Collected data
[Start of section]

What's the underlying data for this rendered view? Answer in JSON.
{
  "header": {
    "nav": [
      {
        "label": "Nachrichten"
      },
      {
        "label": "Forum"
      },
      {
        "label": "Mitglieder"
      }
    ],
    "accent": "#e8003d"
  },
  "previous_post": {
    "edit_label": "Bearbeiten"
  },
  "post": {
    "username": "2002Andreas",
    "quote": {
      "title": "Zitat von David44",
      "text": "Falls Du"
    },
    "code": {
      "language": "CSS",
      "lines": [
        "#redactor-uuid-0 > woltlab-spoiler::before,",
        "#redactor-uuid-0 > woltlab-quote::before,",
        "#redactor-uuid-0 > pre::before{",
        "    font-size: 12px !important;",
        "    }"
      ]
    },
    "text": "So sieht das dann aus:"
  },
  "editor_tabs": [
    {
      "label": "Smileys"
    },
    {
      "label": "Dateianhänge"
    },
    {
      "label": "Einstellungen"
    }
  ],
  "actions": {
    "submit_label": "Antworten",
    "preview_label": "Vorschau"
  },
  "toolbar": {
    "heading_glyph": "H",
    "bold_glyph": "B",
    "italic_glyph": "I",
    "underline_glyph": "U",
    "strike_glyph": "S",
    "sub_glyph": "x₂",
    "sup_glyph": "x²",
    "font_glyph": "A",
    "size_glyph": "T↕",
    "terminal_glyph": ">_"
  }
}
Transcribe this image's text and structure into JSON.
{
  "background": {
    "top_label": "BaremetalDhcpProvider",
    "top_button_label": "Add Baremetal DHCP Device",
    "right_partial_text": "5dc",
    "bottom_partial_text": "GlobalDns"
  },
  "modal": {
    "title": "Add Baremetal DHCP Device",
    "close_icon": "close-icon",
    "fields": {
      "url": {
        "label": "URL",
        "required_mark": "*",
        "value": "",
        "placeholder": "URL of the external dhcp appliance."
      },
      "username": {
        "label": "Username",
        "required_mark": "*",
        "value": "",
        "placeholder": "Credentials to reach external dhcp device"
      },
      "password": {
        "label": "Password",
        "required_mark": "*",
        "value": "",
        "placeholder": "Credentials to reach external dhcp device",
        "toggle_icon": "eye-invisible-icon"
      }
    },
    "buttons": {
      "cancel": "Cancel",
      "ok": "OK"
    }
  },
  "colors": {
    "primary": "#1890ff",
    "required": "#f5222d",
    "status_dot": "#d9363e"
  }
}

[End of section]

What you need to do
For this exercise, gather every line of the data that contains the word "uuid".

Task solution
        "#redactor-uuid-0 > woltlab-spoiler::before,",
        "#redactor-uuid-0 > woltlab-quote::before,",
        "#redactor-uuid-0 > pre::before{",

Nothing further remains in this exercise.